The preflight went great. I added ten gallons of gas from the local Wawa at about $25 ($1.50/gal less than 100LL). My plan was to fly up to Inverness. It was one of choices when returning from KOSH and it could become a cross country destination for my Sport Pilot Students. The weather was supposed to be 6000' overcast with 10 miles visibility. I decided to fly at 2500'. It wasn't long before the visibility was obscured with rain showers so I decided to descend to 1500' and alter course to stay clear of the heaviest rain. It took about a half hour to cover the 47 NM at low cruise settings of 5200 RPM. We burned just less than 5gal/hr.

Very little traffic, we did a straight in to RWY01. It was a nice 5000' asphalt runway with PAPI. A well maintained airport, I would not hesitate to send a student there.

Winds were directly off my left wing at 25kts for the trip home. Again some widely scattered showers but I was able to stay at 2500'.  5350 burned 5.3 gal/he. We encountered some mild turbulence close to KVDF and some traffic practicing instruments approaches using RWY23 circle to land RWY05. Our timing was good so we didn't experience any traffic delays.

Sally performed very well. No warnings or unusual indications. I'll take her for an oil change and a checkup tomorrow.

Thursday, October 6, 2016

Preparing for Matthew

I drove out to the airport today to check on Sally. As I went through the gate I noticed the overflow ramp was full.. Planes have flown in from the eastern part of the state to find refuge from Matthew's mayhem.

Sally looked fine. The ropes were secure, the covers fastened properly and no obvious debris in the vicinity.  I double check my tie downs and a chock was added for each of the main gear. I made sure the vents were closed (insects have a way of finding any opening).

Satisfied I had done all I could, I left by the front (Terminal) gate. The main ramp was full too. I hope this storm makes a last minute starboard turn and spares the Florida coast.



From AOPA:

 If tying your aircraft down proves to be the best method of protection, you may want to follow this checklist to help reduce (and perhaps eliminate) damage to your aircraft.

...and from the FAA:

Allow for about 1 inch of movement, and remember that manila rope shrinks when it qets wet.
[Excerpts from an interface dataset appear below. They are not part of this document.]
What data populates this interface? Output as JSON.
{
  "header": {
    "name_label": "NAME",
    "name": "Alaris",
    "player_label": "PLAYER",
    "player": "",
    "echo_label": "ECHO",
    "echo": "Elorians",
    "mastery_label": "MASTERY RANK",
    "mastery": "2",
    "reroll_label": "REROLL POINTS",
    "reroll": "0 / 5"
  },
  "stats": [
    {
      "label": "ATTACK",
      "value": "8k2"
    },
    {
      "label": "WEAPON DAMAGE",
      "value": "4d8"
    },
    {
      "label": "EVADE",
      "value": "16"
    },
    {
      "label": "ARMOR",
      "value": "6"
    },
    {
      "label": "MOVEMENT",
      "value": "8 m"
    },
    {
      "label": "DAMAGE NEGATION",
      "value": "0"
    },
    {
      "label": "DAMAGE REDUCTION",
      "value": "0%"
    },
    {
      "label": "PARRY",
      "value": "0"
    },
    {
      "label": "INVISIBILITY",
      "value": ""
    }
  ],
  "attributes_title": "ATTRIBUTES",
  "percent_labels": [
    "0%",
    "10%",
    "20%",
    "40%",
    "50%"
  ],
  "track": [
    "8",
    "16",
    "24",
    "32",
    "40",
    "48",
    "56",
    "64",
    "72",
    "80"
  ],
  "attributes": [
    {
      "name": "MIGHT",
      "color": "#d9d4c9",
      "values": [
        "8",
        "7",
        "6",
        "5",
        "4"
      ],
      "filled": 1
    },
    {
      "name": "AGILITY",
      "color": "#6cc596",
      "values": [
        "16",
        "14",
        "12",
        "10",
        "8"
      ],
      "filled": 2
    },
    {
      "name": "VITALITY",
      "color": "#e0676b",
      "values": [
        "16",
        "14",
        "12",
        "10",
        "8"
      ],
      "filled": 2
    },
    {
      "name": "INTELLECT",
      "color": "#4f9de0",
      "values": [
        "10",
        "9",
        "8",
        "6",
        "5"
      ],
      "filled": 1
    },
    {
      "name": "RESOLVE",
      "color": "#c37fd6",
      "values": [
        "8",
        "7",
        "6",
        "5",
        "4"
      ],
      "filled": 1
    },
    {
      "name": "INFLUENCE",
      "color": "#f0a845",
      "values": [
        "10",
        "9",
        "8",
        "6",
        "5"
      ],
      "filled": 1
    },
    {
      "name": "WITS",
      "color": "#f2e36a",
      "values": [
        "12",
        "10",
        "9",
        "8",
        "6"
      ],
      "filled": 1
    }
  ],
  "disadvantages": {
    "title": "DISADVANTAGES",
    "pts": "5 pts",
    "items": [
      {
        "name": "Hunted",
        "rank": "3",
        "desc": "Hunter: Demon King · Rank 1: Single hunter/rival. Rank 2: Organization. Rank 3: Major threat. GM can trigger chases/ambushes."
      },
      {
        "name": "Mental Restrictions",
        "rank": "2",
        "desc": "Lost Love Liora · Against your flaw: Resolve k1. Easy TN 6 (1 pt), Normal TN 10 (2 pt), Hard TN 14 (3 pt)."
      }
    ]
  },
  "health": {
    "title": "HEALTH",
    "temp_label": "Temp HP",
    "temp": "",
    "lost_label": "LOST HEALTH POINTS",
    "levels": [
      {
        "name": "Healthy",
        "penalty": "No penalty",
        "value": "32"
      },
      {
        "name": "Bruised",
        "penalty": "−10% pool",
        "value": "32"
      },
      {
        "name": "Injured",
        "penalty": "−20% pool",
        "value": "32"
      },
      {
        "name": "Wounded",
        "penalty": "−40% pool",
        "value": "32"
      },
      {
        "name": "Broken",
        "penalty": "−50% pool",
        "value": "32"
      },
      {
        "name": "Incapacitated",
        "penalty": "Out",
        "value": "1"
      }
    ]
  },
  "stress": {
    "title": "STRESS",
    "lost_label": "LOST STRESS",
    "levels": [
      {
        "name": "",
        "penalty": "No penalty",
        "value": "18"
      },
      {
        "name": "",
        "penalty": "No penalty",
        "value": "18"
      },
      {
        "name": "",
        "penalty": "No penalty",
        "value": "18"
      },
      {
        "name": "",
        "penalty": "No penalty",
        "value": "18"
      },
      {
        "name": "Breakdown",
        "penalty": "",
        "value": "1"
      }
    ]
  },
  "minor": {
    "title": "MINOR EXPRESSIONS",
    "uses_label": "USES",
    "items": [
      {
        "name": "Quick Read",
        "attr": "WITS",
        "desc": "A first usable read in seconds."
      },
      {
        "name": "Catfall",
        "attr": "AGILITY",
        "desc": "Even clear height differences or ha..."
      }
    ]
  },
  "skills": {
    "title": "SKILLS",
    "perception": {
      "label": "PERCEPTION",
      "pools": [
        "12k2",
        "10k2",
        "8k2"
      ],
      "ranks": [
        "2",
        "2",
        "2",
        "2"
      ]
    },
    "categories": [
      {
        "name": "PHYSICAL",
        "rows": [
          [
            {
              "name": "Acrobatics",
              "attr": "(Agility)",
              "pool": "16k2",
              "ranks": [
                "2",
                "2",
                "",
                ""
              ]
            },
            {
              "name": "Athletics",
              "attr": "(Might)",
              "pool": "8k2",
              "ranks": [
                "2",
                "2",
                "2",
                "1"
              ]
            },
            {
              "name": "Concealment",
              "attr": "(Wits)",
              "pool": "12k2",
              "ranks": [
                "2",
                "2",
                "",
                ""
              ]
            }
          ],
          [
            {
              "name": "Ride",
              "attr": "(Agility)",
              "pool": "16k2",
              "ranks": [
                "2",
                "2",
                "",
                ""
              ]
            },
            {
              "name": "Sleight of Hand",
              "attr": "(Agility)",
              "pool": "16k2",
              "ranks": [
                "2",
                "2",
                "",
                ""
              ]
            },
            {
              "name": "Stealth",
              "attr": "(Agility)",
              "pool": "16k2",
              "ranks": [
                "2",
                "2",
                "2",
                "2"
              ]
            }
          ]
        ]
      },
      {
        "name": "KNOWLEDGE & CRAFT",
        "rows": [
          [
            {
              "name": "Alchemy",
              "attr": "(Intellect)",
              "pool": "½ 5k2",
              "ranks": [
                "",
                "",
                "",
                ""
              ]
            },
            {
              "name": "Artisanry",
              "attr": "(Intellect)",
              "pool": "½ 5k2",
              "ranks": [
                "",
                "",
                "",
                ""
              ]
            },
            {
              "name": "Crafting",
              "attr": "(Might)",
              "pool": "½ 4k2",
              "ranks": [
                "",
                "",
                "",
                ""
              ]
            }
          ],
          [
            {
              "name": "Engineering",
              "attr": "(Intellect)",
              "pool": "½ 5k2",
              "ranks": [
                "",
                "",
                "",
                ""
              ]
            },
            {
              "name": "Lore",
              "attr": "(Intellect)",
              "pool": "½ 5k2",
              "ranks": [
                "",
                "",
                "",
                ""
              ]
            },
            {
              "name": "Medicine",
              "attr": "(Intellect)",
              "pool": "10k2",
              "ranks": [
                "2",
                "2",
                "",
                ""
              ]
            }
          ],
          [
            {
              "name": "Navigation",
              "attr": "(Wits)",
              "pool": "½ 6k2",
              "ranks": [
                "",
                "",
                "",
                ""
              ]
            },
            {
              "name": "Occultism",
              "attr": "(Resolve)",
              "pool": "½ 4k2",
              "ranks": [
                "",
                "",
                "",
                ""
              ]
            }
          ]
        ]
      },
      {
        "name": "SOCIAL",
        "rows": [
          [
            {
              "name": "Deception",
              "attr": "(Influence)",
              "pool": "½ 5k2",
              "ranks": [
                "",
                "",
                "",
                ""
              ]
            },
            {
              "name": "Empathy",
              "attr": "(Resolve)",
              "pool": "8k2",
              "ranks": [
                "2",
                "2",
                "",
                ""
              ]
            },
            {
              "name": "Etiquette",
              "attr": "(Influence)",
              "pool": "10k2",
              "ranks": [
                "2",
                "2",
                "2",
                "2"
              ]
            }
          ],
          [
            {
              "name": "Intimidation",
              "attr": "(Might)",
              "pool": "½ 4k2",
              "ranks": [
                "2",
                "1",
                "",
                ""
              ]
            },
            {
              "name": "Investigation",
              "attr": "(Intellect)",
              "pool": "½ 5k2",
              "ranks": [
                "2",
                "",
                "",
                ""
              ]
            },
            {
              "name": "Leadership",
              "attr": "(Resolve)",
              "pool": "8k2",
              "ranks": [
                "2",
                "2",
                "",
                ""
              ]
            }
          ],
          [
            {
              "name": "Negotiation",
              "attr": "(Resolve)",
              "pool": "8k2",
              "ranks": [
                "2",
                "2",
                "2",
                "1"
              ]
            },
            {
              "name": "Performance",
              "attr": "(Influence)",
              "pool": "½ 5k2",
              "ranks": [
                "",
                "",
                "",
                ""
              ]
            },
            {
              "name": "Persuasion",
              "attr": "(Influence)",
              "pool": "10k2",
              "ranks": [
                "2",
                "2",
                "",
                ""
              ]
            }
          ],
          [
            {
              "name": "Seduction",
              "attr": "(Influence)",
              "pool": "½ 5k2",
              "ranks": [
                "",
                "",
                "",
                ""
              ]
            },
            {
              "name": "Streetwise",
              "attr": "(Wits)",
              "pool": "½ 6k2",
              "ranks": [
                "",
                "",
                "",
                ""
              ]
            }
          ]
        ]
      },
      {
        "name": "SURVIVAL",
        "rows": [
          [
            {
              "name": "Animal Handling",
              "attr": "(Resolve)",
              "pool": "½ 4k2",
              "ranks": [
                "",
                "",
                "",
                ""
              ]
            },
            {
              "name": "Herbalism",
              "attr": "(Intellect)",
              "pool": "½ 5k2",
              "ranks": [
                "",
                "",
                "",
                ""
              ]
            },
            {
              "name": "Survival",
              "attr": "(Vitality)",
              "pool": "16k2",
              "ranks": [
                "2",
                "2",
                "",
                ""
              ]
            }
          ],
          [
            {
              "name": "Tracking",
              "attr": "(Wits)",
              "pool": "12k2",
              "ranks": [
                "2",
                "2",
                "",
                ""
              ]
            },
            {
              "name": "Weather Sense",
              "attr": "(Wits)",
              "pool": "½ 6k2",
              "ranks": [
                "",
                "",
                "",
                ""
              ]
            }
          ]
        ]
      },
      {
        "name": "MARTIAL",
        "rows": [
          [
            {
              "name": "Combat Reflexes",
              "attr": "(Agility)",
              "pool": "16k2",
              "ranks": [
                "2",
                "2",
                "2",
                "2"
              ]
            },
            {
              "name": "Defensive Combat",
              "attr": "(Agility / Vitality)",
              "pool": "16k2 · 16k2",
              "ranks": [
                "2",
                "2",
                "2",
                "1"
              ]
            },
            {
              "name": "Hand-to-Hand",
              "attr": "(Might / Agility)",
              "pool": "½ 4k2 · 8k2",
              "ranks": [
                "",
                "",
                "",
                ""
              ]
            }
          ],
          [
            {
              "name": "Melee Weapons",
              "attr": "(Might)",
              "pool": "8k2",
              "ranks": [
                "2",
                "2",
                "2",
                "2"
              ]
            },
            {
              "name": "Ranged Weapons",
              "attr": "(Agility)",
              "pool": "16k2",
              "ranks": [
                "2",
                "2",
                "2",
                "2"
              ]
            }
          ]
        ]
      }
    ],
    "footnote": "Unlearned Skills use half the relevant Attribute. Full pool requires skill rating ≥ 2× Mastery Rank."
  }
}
TOO mch slack will allow the aircraft to jerk against the ropes. Avoid tightening the ropes too rmch. Tight tiedown ropes actually put inverted flight stresses on the aircraft, and many of them are not designed to take such loads. A tiedown rope holds no better thap the knot. Antislip knots such as a bowline or a square knot are quickly tied, and easy to untie.